┌──

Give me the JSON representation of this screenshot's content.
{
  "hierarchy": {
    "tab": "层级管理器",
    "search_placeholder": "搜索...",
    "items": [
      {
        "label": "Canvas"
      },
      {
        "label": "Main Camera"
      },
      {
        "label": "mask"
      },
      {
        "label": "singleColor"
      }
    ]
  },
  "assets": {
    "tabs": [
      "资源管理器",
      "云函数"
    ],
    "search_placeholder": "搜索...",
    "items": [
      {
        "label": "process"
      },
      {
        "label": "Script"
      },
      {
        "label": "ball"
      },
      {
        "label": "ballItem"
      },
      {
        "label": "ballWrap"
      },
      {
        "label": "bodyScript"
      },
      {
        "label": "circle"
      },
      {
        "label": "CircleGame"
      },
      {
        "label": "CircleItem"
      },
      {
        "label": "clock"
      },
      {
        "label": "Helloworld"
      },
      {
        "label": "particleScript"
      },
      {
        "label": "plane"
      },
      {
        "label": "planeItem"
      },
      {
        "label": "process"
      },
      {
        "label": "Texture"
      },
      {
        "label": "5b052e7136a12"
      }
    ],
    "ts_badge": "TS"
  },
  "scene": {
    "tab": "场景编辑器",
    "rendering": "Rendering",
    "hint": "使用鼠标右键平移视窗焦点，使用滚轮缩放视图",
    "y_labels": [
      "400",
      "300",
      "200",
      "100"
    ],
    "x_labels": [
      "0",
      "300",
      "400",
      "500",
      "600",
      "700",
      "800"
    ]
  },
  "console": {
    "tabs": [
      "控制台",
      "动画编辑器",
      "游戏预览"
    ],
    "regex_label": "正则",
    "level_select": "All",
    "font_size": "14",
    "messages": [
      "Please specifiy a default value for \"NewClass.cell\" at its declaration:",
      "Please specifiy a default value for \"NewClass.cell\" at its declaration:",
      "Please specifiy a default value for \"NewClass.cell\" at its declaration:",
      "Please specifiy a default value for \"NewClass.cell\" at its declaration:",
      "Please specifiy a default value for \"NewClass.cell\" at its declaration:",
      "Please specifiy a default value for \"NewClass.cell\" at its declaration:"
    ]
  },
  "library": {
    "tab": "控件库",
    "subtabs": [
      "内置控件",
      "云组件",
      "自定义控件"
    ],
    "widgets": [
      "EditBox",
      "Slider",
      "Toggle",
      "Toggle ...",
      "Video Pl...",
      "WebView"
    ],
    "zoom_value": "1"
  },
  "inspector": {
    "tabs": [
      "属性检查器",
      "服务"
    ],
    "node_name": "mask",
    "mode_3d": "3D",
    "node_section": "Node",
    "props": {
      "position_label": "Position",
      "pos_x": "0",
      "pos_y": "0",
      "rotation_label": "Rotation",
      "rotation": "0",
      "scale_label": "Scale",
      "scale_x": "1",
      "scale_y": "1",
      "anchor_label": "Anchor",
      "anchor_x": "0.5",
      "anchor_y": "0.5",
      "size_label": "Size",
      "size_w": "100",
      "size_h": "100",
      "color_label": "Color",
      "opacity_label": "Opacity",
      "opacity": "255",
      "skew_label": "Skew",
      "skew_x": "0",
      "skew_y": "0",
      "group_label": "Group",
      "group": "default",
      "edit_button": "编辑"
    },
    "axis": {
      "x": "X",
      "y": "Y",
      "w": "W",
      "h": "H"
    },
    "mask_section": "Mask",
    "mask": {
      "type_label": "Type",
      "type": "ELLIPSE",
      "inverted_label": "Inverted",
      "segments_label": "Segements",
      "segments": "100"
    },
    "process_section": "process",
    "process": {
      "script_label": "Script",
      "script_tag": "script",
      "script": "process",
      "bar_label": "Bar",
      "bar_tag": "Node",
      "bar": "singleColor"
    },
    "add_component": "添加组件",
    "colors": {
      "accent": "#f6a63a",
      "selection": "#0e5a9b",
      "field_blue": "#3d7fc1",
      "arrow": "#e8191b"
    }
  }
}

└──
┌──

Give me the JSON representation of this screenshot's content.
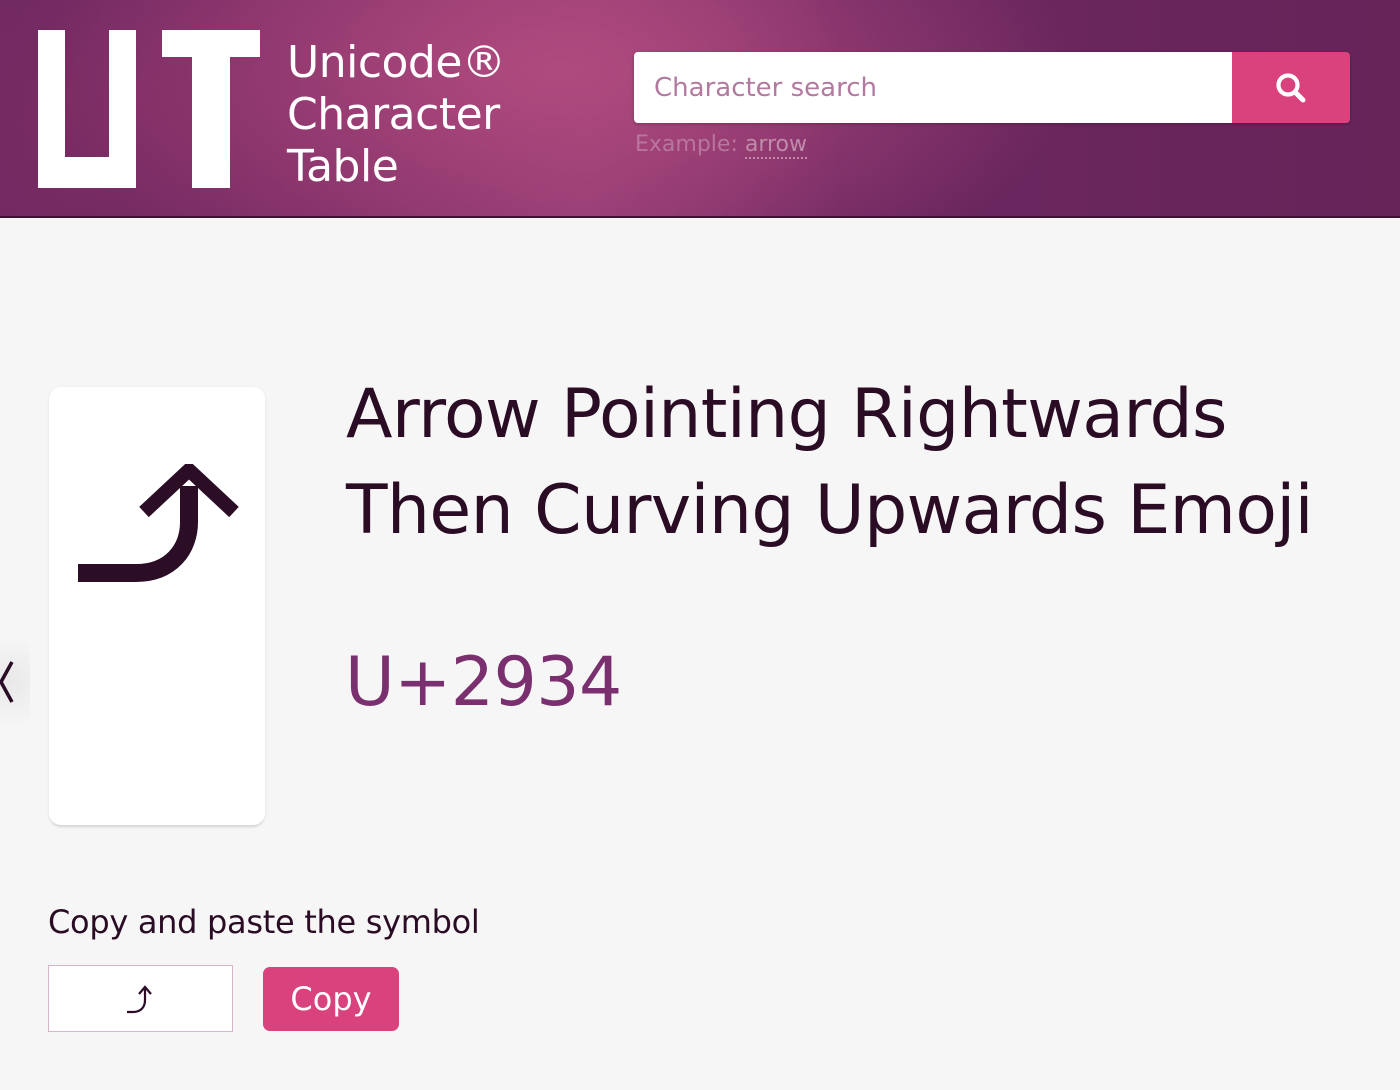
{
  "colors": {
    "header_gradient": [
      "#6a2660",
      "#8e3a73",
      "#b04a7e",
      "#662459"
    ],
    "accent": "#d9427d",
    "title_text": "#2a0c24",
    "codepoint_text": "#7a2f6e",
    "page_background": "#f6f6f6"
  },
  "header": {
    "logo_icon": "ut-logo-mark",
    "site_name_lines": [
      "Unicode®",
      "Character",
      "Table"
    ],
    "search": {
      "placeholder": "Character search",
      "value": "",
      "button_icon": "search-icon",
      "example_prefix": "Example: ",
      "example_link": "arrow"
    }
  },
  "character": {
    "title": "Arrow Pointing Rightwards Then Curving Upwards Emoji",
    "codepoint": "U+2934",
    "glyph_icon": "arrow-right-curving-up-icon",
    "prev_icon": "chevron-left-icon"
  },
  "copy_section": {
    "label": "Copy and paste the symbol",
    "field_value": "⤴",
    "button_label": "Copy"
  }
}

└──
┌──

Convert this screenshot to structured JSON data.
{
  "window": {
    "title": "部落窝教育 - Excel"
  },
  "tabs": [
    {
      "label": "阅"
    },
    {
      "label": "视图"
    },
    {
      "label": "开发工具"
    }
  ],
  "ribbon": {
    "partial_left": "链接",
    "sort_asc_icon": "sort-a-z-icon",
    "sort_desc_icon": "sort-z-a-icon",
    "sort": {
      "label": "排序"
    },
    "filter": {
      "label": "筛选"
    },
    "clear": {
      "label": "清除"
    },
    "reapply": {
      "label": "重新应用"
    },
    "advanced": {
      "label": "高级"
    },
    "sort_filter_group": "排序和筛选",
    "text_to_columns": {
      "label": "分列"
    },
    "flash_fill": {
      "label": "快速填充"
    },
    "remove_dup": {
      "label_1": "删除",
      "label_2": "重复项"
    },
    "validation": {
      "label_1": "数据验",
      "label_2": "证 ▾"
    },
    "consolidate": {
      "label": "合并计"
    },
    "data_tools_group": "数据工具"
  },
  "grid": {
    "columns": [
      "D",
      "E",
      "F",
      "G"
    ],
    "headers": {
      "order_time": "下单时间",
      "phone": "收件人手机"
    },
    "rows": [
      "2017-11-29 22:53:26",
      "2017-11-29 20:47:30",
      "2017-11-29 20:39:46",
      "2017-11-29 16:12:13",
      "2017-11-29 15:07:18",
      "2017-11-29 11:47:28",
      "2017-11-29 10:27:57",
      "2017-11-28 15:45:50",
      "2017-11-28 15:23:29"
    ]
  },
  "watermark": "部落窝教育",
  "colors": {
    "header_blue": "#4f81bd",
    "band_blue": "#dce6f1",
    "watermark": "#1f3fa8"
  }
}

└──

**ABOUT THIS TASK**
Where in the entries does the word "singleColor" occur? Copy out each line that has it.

**OUTPUT FOR THIS TASK**
        "label": "singleColor"
      "bar": "singleColor"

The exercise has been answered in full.